Task item — One number is all that is asked for: the number of lines below that hold the string "emit".

Input records —
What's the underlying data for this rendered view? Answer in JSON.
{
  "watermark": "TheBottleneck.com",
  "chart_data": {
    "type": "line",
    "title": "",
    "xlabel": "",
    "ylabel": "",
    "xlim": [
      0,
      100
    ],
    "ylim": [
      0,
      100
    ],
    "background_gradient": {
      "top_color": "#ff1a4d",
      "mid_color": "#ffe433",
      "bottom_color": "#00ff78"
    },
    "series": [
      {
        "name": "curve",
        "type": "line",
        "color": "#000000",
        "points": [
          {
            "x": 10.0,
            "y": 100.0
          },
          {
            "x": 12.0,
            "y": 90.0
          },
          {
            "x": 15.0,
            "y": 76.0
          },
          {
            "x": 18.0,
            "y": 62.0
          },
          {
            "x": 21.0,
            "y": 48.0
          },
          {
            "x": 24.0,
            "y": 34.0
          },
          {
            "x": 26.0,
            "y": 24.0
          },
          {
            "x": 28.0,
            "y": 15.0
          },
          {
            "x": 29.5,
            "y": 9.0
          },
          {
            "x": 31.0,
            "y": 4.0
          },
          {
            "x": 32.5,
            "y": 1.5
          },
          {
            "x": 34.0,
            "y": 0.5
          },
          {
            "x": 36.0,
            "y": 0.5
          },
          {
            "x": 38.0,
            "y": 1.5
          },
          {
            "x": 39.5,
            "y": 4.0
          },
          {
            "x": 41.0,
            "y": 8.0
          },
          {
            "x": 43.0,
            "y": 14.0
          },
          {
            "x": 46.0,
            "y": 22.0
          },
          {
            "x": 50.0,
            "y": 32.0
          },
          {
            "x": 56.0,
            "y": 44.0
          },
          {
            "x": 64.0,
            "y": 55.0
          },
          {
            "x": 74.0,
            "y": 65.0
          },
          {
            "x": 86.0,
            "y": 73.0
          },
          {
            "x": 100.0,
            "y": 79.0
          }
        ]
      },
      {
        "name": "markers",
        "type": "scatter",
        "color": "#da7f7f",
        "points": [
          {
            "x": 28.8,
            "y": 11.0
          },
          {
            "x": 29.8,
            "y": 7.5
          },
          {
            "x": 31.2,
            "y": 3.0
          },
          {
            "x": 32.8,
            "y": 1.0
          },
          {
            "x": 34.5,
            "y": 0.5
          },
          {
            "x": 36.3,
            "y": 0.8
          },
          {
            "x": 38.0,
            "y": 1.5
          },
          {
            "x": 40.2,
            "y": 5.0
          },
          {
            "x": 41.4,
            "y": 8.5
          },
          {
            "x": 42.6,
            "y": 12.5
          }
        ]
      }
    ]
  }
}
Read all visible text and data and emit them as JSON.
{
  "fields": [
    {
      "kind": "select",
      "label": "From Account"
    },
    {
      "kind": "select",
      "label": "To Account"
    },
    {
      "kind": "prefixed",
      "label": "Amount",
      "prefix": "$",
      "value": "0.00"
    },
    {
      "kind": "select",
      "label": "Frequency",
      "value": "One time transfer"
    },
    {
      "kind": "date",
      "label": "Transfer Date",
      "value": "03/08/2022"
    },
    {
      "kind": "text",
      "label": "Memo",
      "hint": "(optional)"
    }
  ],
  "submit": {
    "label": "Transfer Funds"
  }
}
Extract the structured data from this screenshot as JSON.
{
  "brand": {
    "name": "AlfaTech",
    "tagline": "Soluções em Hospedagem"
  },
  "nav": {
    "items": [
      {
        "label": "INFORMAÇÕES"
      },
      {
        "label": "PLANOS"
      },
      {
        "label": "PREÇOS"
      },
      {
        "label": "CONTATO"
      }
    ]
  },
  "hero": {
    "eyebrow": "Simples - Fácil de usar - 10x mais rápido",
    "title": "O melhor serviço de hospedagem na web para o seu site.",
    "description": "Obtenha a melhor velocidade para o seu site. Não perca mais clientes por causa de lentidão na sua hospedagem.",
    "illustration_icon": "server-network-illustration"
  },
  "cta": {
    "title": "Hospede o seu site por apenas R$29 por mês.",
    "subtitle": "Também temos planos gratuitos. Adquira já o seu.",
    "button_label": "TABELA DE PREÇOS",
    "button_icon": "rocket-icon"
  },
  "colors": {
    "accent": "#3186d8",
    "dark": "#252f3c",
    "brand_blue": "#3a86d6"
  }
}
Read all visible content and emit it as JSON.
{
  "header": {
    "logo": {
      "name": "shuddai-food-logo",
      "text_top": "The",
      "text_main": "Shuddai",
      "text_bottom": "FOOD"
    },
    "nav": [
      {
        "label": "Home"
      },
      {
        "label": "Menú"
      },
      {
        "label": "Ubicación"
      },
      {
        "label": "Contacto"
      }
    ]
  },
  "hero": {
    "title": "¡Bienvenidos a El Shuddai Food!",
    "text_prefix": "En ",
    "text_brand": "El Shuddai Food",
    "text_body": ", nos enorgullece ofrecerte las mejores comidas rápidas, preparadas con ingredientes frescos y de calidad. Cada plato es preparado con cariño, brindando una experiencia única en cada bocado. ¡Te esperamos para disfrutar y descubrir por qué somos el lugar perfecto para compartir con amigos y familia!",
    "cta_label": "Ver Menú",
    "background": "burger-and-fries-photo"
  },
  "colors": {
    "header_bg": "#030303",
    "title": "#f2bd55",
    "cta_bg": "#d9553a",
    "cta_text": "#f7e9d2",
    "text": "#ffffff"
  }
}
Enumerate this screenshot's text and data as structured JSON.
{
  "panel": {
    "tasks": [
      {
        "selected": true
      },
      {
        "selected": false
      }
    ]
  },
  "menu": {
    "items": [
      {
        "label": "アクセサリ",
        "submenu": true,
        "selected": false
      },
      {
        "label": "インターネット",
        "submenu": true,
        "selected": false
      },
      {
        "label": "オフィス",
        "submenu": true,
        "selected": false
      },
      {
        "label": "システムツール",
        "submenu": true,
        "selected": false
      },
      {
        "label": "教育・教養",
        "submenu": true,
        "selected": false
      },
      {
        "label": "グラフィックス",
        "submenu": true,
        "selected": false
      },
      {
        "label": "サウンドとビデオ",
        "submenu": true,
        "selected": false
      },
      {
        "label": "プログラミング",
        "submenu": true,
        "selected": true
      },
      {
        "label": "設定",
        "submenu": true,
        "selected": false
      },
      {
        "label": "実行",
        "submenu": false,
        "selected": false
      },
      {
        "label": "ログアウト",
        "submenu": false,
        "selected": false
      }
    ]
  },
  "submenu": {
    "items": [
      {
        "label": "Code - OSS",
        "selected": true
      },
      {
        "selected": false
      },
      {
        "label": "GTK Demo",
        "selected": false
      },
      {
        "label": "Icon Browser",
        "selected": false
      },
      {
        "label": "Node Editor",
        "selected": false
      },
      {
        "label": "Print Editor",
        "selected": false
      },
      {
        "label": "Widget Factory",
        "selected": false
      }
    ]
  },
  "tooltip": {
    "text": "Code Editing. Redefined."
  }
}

Response to the exercise — 2